coordinate the eventual transition from project to operational status, a process that culminates on the “go live” date. Culture: A set of shared values and beliefs that a group holds and that determines how the group perceives, thinks about and appropriately reacts to its various environments; A collective programming of the mind that distinguishes not only societies (or nations), but also industries, professions and organizations. Dashboard: Common management monitoring tool which provides a snapshot of metrics at any given point in time. Data: Set of specific, objective facts or observations that standing alone have no intrinsic meaning. Data Mining: The process of analyzing databases for “gems” that will be useful in management decision making. Typically, data mining is used to refer to the process of combing through massive amounts of customer data to understand buying habits and to identify new products, features, and enhancements. Database: A collection of data that is formatted and organized to facilitate ease of access, searching, updating, addition, and deletion. A database is typically so large that it must be stored on disk, but sections may be kept in RAM for quicker access. The software program used to manipulate the data in a database is also often referred to as a “database.” DBA (Database Administrator): The person within the information systems department who manages the data and the database. Typically, this person makes sure that all the data that goes into the database is accurate and appropriate, and that all applications and individuals who need access have it. Debugging: The process of examining and testing software and hardware to make sure it operates properly under every condition possible. The term is based on calling any problem a “bug”; therefore, eliminating the problem is called “debugging.” Decentralized Architecture: Architecture in which the hardware, software, networking and data are arranged in a way that distributes the processing and functionality between multiple small computers, servers, and devices and they rely heavily on a network to connect them together. Decentralized IS Organization: IS organization structure that scatters hardware,

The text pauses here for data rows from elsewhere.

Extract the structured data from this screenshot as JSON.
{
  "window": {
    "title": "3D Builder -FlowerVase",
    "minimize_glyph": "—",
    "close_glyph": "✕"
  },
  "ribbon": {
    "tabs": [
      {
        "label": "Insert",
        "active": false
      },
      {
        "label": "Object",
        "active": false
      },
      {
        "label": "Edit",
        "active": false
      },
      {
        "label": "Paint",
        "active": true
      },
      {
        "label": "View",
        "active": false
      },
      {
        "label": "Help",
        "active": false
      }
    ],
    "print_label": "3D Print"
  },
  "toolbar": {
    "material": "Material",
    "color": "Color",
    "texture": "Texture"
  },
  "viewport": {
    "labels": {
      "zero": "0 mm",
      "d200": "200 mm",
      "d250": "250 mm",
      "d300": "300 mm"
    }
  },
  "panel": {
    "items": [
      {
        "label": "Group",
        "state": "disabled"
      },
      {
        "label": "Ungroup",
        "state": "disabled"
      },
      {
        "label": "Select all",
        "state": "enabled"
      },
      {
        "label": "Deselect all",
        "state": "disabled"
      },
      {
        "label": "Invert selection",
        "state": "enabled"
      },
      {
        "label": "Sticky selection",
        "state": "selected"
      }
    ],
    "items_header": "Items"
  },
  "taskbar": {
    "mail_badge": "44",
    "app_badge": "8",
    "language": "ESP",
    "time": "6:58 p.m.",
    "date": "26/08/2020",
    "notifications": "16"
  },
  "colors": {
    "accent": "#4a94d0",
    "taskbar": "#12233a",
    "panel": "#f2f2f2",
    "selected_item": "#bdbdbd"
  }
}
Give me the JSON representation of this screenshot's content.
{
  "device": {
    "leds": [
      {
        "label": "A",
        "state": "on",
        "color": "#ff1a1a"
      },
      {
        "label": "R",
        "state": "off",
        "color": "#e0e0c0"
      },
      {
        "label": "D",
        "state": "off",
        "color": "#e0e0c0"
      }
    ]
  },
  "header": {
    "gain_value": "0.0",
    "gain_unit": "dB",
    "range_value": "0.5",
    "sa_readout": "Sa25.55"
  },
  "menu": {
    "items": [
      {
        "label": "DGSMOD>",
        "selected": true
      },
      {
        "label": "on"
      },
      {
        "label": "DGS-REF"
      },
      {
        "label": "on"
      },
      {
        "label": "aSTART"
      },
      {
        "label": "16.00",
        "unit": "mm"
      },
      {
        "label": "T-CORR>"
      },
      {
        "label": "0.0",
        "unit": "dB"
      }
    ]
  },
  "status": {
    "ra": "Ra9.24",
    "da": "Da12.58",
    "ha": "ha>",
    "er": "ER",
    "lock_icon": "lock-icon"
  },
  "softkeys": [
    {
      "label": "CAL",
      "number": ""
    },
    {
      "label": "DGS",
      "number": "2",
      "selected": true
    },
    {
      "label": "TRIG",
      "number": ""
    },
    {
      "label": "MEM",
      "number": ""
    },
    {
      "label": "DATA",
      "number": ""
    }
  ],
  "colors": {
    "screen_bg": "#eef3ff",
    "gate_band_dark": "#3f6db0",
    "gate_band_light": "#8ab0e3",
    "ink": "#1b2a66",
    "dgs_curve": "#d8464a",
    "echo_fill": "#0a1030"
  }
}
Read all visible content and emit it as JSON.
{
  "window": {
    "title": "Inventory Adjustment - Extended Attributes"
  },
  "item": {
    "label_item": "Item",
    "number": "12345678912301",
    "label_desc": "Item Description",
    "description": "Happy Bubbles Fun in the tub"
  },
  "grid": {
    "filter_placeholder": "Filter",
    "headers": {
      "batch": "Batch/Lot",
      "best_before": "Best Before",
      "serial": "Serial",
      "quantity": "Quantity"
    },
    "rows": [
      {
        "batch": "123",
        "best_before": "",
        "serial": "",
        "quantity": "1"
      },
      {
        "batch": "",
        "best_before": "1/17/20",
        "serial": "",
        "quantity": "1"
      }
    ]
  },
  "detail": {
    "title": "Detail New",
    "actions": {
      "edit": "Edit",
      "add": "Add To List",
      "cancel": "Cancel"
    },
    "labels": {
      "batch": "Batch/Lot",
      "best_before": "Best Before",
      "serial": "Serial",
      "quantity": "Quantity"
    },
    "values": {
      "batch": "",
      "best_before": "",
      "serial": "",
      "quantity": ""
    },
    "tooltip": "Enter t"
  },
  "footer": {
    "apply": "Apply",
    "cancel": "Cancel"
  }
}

software, networks and data components in different locations to address local business needs. Decision Models: Information systems-based model used by managers for scenario planning and evaluation. The information system collects and analyzes the information from automated processes and presents them to the manager to aid in decision making. Decision Right: Indicates who in the organization has the responsibility to initiate, supply information for, approve, implement and control various types of decisions. Differentiation Strategy: A business strategy where the organization qualifies its product or service in a way that allows it to appear unique in the marketplace. (See Cost Leadership Strategy; Focus Strategy.) Digital Native: An individual who has grown up completely fluent in the use of personal technologies and the Web. Digital Signature: A digital code applied to an electronically transmitted message used to prove that the sender of a message (e.g., a file or e-mail message) is truly who he or she claims to be. Direct Cutover: Conversion in which the new system may be installed in stages across locations, or in phases. Dynamic Business Process (also called agile business process): Agile process that iterates through a constant renewal cycle of design, deliver, evaluate, redesign and so on. Economic Value Added (EVA): Valuation method which accounts for opportunity costs of capital to measure true economic profit and revalues historical costs to give and accurate picture of thrue market value of assets. E-mail (electronic mail): A way of transmitting messages over communication networks. Enacted Values: Value and norms that are actually exhibited or displayed in employee behavior. Encryption: The translation of data into a code or a form that can be read only by the intended receiver. Data is encrypted using a key or alphanumeric code and can be decrypted only by using the same key. Engagement: Using social IT to involve stakeholders in the traditional business of the enterprise Social IT such as communities and blogs provide a platform for individuals to join in conversations, create new conversations, offer support to each other, and other activities that create a deeper feeling of connection to the company, brand or enterprise.